PC Perspective delves into the world of a promising technology called Raytracing. Here's a basic explanation of raytracing:
Raytracing (or ray tracing depending on your preferences): Ray tracing is a general technique from geometrical optics of modeling the path taken by light by following rays of light as they interact with optical surfaces. It is used in the design of optical systems, such as camera lenses, microscopes, telescopes and binoculars. The term is also applied to mean a specific rendering algorithmic approach in 3D computer graphics, where mathematically-modelled visualisations of programmed scenes are produced using a technique which follows rays from the eyepoint outward, rather than originating at the light sources. It produces results similar to ray casting and scanline rendering, but facilitates more advanced optical effects, such as accurate simulations of reflection and refraction, and is still efficient enough to frequently be of practical use when such high quality output is sought.
At the IDF in San Francisco the reporter met up with Daniel Pohl to discuss the development of raytracing.
The benefits of ray tracing are pretty impressive as this banner indicates. Reflections, refractions and shadows can all be recreated to extreme detail that is all dependent on how much processing power you are willing and capable to shove at it. Because the rays reverse-simulate light the details levels can be very impressive, hence ray tracing is the choice of high-end movie makers.

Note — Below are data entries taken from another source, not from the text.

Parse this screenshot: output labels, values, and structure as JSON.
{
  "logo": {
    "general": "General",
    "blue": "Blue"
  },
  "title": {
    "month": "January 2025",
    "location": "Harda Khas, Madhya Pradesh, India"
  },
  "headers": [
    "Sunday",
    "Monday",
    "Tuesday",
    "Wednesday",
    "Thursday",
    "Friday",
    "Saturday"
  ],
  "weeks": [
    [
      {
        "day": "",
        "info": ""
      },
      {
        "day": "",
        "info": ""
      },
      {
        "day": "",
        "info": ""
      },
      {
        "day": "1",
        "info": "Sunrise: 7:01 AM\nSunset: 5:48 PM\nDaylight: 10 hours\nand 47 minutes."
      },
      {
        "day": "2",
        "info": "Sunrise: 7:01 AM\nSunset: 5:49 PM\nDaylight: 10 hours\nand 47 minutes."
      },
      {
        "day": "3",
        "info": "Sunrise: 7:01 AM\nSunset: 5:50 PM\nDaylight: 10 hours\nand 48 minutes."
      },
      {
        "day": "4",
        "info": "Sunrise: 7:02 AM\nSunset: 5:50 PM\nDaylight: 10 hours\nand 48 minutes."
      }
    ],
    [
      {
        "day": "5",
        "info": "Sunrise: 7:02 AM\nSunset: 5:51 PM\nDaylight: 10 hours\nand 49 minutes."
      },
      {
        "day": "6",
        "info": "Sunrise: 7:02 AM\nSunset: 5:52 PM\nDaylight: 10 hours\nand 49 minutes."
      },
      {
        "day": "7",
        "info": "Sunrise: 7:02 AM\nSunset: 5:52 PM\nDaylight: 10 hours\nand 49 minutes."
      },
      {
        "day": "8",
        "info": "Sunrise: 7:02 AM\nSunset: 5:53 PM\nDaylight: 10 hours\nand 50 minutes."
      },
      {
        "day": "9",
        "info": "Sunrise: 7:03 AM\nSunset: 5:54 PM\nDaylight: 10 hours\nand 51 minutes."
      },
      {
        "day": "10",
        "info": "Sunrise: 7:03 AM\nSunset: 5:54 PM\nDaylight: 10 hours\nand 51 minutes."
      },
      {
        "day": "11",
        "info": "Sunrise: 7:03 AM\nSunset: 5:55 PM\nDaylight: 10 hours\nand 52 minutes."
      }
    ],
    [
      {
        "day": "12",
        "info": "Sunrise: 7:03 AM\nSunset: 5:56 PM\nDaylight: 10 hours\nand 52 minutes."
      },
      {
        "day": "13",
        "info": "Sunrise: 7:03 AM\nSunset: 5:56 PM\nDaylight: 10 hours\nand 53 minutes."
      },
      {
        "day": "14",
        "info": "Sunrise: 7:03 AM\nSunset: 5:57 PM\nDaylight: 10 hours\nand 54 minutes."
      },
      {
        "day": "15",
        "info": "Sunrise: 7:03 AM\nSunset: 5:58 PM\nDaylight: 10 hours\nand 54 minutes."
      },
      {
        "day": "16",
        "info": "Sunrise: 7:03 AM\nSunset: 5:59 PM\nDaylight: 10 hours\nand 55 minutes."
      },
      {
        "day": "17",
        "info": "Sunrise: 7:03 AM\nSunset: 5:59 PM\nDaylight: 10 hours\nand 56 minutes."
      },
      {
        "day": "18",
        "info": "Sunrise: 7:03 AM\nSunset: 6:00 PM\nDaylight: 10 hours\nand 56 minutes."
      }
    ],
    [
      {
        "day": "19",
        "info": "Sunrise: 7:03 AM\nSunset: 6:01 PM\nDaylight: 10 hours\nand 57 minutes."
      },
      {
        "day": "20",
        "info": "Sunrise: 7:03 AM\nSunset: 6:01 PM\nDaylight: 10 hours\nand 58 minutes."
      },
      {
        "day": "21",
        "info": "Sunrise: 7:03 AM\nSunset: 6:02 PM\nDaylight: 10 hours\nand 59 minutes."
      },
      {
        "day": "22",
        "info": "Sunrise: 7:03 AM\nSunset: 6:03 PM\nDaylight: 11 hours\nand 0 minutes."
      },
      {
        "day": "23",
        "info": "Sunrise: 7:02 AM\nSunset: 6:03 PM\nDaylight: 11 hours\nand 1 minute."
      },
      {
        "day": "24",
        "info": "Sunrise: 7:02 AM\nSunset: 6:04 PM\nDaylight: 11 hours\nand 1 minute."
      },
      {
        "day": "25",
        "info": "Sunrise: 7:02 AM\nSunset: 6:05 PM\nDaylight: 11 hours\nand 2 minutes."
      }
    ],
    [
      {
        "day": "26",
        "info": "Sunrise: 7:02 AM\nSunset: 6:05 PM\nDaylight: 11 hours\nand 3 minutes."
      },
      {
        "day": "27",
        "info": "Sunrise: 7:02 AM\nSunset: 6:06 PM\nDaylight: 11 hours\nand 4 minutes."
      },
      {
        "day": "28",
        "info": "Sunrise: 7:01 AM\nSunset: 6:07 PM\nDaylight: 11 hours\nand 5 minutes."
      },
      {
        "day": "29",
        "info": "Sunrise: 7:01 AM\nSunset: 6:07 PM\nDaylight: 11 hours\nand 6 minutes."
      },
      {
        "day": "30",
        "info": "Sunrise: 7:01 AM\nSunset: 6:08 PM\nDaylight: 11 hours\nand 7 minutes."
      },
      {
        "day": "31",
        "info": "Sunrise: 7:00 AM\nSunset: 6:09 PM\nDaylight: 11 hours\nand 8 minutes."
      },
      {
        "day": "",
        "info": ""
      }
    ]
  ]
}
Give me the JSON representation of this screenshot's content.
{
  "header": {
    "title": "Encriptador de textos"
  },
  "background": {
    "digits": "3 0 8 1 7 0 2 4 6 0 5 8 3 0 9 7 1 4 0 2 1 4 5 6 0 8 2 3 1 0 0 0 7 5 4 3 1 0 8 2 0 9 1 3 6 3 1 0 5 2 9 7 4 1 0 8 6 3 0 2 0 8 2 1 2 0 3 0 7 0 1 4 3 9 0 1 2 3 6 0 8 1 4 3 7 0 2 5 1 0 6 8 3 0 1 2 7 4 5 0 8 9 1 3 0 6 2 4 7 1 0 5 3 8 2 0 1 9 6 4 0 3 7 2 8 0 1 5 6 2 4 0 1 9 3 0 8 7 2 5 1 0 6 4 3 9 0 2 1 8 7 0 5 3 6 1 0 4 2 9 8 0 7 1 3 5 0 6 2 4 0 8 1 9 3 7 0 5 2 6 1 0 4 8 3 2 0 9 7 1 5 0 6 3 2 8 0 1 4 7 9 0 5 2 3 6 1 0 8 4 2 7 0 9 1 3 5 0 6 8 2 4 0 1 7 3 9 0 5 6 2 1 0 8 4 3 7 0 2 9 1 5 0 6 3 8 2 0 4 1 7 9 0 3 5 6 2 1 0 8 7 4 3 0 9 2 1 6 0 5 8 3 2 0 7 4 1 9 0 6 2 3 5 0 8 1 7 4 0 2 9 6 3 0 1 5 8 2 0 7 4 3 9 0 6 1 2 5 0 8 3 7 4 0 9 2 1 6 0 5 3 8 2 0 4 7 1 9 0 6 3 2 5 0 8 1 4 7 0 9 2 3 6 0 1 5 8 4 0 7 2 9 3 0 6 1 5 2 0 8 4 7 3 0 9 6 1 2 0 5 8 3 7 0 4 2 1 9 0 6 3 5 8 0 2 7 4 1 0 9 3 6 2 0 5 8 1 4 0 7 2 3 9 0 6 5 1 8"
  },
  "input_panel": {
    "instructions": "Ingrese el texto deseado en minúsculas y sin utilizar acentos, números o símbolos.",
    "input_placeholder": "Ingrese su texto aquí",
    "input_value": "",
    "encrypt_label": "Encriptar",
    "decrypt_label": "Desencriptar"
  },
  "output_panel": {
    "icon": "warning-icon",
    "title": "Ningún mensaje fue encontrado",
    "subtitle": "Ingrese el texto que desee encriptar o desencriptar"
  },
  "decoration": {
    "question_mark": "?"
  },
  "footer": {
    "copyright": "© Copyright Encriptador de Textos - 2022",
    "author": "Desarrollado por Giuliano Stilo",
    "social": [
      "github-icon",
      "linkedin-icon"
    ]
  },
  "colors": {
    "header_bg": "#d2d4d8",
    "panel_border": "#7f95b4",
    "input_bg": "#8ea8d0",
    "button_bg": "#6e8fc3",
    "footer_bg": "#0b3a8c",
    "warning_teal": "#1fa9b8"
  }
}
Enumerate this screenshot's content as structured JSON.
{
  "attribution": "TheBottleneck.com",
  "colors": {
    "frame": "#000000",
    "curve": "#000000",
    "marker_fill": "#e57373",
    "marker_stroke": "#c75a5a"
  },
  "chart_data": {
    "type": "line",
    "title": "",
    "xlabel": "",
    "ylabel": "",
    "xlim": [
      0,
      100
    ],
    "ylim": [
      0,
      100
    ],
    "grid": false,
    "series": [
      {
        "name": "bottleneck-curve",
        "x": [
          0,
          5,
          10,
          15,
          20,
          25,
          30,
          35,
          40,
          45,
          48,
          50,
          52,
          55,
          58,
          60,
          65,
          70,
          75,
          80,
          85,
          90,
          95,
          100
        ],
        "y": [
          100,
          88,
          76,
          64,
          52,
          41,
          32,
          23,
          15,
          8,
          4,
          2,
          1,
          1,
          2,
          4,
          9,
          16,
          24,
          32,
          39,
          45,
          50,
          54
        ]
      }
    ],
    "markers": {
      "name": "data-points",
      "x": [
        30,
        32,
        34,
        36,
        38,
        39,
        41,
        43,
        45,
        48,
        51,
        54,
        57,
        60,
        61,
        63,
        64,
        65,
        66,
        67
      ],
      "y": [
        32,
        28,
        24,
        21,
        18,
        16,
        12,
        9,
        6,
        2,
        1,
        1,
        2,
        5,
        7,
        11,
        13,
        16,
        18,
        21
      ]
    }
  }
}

Another interesting point here is the improvement in game development that could occur if ray tracing was accepted. Ray tracing by its nature is very easy to program and is simple to understand from an algorithmic point of view.